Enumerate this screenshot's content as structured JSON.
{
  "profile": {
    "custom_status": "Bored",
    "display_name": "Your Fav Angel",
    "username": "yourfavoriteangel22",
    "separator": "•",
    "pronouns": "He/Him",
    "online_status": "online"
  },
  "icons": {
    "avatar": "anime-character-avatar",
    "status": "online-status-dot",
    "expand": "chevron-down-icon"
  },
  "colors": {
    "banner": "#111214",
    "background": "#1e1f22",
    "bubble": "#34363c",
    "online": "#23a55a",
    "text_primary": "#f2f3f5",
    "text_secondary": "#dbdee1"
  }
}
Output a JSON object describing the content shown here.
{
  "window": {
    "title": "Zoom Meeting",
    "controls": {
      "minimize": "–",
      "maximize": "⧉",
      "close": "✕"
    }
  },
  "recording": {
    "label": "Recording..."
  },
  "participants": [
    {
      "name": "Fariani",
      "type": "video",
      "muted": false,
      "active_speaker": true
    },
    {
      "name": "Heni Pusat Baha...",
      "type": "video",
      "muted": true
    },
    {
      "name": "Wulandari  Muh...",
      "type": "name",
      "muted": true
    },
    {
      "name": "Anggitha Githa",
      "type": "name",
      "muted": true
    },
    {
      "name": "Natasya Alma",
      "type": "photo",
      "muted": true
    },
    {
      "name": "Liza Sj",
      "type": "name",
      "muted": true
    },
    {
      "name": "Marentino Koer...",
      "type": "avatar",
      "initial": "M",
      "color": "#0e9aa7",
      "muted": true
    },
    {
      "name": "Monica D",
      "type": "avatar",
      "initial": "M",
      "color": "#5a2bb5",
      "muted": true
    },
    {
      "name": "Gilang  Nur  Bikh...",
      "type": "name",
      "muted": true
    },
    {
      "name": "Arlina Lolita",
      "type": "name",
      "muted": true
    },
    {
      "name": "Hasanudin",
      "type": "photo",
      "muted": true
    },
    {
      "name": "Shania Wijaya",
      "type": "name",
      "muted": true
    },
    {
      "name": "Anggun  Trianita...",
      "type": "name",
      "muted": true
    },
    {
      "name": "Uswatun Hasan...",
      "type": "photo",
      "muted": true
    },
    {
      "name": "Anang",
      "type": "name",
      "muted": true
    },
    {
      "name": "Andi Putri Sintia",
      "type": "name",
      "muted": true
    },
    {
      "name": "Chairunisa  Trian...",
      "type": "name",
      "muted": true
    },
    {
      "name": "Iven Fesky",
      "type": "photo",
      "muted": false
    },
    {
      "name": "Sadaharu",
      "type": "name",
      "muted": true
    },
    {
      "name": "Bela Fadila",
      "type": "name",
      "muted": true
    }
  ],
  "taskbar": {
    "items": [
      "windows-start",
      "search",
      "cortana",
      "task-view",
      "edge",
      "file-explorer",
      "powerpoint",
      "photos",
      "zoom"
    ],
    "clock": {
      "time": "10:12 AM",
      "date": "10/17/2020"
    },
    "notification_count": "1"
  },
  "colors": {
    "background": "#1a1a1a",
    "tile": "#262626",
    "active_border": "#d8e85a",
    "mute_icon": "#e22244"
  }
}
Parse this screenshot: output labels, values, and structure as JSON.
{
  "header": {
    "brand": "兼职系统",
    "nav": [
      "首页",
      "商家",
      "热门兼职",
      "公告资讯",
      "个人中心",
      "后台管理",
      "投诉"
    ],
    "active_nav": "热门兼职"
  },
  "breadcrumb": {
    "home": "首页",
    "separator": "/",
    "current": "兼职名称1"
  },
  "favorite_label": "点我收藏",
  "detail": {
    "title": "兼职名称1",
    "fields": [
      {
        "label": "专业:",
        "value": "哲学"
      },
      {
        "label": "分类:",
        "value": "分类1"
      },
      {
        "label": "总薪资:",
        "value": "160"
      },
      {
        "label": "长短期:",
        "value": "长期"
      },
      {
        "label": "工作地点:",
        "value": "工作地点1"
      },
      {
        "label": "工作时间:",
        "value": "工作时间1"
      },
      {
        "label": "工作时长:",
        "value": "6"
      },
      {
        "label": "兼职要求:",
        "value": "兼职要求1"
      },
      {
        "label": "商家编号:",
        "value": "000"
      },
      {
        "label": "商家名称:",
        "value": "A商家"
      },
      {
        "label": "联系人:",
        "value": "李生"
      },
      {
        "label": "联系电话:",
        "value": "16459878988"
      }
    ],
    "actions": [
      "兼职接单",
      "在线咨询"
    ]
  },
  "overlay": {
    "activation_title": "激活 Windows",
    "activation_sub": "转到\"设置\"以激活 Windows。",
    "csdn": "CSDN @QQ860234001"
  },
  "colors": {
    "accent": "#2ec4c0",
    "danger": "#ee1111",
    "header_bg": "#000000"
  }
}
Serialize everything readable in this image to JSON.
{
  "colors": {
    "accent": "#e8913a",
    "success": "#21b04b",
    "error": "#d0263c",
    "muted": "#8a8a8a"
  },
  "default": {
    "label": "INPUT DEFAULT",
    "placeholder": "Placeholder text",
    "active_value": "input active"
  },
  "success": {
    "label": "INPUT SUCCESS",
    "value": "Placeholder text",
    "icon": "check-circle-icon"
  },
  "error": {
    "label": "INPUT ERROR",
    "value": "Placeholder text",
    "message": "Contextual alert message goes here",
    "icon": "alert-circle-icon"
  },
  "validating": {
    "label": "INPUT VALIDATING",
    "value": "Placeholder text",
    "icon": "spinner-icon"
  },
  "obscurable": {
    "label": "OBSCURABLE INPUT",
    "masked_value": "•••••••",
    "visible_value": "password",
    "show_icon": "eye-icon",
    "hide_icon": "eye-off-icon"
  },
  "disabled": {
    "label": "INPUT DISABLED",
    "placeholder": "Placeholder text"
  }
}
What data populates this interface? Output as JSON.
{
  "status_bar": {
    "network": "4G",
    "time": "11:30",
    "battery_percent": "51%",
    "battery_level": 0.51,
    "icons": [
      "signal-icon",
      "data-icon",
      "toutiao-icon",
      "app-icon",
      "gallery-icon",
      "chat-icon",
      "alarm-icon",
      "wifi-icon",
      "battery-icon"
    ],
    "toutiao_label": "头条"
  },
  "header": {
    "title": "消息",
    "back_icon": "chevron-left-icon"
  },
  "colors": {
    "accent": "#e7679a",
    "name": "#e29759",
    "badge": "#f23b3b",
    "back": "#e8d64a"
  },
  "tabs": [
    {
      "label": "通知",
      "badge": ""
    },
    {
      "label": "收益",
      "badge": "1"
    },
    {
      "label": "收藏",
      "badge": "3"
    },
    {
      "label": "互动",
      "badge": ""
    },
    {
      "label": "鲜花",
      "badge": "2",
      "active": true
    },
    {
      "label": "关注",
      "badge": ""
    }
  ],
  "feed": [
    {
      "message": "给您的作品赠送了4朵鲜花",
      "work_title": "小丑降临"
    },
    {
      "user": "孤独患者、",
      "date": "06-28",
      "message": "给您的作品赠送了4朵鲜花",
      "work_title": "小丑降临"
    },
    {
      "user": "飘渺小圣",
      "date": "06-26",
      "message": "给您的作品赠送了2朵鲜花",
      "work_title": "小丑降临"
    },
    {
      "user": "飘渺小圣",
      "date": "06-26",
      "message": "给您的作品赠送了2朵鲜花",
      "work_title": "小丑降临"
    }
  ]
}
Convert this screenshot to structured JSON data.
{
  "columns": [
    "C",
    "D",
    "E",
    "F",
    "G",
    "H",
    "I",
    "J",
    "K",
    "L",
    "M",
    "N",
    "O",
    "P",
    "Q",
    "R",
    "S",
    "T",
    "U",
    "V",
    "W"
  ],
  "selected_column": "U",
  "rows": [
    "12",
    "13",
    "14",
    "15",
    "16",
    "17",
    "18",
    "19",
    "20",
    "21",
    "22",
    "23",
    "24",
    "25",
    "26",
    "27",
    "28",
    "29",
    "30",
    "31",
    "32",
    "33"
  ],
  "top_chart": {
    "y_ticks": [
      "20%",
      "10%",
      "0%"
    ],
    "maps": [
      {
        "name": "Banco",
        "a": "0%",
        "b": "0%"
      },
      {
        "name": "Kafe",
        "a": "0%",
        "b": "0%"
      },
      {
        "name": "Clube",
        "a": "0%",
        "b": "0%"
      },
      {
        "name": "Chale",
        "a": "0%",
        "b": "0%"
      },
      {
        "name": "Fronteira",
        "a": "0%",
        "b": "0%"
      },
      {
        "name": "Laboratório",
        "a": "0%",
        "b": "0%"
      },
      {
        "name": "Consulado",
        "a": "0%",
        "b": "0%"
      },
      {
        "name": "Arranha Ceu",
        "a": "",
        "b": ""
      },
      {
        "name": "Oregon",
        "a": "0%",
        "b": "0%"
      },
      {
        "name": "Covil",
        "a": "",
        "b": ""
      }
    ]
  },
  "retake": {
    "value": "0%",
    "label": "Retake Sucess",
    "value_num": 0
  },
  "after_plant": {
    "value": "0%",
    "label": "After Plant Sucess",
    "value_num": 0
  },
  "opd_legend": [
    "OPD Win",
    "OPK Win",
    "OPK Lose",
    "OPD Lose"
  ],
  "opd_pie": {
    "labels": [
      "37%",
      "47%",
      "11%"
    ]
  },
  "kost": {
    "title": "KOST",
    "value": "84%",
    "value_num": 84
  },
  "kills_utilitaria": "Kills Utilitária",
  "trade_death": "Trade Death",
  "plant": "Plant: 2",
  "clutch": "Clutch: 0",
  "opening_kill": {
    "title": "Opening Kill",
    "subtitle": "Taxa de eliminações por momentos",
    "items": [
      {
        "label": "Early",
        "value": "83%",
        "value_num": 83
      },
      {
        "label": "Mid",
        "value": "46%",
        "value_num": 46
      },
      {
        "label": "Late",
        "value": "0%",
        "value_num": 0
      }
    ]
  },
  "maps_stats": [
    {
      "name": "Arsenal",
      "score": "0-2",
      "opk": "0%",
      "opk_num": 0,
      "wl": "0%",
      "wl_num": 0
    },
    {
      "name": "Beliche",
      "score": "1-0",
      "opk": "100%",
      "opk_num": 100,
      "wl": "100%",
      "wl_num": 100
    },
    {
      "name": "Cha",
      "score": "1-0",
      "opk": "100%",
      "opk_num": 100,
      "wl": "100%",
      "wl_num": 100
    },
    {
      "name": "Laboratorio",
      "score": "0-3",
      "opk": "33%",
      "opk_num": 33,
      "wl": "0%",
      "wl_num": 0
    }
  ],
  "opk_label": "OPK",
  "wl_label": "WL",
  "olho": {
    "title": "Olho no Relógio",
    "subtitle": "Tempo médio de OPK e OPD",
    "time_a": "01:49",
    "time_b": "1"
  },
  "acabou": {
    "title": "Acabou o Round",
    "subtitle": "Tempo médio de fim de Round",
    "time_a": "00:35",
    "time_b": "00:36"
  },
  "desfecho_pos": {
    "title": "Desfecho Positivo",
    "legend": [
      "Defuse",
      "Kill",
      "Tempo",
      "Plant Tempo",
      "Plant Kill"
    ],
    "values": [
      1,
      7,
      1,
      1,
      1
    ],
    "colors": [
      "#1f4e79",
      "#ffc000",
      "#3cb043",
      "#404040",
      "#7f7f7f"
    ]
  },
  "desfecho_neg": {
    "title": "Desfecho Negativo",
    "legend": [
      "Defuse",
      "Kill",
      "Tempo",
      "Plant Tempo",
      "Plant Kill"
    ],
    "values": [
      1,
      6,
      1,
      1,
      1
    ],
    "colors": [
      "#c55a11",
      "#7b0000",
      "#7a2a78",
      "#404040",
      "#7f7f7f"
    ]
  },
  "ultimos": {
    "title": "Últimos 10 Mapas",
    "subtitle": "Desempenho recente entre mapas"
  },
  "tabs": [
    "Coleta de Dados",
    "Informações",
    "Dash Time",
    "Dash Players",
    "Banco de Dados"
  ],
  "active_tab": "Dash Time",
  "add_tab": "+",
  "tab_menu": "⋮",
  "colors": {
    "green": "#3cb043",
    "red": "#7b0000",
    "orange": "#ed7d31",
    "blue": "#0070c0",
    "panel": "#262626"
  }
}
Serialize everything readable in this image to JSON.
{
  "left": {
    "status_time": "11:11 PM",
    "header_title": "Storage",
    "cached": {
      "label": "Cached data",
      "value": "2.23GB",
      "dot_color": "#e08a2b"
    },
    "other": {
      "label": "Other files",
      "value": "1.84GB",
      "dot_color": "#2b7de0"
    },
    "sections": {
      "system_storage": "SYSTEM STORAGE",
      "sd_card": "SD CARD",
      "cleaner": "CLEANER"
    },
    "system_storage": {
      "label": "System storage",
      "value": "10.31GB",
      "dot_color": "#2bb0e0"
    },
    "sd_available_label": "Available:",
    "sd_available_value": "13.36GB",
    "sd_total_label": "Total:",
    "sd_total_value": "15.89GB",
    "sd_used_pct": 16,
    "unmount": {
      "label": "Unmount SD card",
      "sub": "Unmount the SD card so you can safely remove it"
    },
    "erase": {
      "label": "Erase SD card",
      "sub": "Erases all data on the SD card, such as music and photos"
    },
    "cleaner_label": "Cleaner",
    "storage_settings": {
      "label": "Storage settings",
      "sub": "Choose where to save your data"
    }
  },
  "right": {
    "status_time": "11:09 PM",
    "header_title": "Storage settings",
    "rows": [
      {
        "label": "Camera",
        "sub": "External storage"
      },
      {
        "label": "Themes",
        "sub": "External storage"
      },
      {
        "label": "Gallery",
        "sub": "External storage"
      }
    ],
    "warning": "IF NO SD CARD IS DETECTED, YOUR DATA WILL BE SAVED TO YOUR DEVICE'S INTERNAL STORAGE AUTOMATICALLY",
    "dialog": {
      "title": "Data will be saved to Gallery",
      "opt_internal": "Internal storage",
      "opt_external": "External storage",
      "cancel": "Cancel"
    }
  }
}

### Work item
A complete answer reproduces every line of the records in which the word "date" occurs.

### Solution to this problem
      "date": "10/17/2020"
      "date": "06-28",
      "date": "06-26",
      "date": "06-26",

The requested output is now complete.